Peter Thiel is teaching a class at Stanford about how to start a technology company. One of the students is posting thorough class notes online.
In this instalment, Thiel takes the question of what kind of company to start and reframes it in terms of secrets.
Thiel's point of view reminds me of the way I think about games in general. Quite often I go out and give speeches about game design or business, and I say things that some think are overly idealistic, or oblivious to the necessities of recipients' situations, or just plain wrong. Certainly my advice usually runs counter to conventional wisdom. (Yet somehow, by following these principles, I seem to do okay.)

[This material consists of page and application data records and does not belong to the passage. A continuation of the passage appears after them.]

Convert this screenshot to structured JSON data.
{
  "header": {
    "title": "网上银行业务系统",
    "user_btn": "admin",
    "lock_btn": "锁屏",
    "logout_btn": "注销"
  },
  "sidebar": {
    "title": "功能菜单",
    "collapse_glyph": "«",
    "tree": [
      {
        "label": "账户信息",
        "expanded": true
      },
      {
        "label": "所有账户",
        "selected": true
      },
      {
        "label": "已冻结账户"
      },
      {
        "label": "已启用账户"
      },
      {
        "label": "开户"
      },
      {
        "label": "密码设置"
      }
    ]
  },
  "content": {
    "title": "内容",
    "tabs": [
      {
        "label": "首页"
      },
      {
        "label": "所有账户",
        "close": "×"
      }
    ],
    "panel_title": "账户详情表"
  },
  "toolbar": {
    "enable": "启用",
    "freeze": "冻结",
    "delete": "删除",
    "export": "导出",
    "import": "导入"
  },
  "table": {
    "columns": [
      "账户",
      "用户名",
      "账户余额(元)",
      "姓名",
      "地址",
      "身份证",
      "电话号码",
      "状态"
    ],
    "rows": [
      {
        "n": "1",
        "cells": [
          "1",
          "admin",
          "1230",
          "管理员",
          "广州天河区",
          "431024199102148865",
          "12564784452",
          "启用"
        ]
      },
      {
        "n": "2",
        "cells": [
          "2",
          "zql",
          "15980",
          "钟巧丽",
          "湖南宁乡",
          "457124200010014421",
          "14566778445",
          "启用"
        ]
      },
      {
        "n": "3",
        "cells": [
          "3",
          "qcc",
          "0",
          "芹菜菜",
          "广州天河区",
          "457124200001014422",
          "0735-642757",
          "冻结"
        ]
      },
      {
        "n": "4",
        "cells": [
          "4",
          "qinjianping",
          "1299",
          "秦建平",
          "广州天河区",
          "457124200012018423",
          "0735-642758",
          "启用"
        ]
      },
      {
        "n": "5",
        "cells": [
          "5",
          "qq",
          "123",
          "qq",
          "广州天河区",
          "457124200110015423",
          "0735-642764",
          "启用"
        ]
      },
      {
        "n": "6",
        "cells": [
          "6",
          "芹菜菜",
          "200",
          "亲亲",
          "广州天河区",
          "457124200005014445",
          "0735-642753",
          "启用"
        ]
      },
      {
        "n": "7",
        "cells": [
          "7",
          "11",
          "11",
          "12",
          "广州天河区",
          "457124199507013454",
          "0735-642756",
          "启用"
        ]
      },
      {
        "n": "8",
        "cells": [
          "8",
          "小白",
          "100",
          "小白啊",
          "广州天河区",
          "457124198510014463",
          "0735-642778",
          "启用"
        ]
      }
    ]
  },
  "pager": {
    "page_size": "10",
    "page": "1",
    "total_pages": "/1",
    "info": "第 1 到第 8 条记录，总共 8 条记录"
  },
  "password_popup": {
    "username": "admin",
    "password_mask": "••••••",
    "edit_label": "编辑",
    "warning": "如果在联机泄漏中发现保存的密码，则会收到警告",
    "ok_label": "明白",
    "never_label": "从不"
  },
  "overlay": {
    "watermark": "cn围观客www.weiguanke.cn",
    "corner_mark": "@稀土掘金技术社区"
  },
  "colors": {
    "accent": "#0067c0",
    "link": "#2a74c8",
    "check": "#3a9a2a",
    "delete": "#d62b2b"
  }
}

Thiel begins with the question: "What important truth do very few people agree with you on?" and goes on to define secrets, in this context, as "unpopular or unconventional truths". If everyone knew these things and believed them, they wouldn't be secrets.

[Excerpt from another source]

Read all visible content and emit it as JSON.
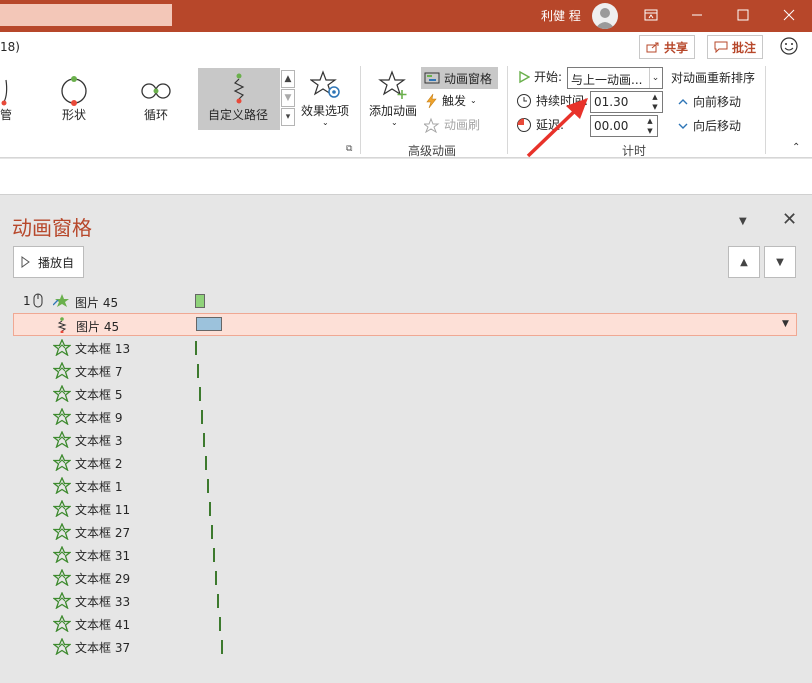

I recommend this write-up to anyone who wants to think unconventionally about game design.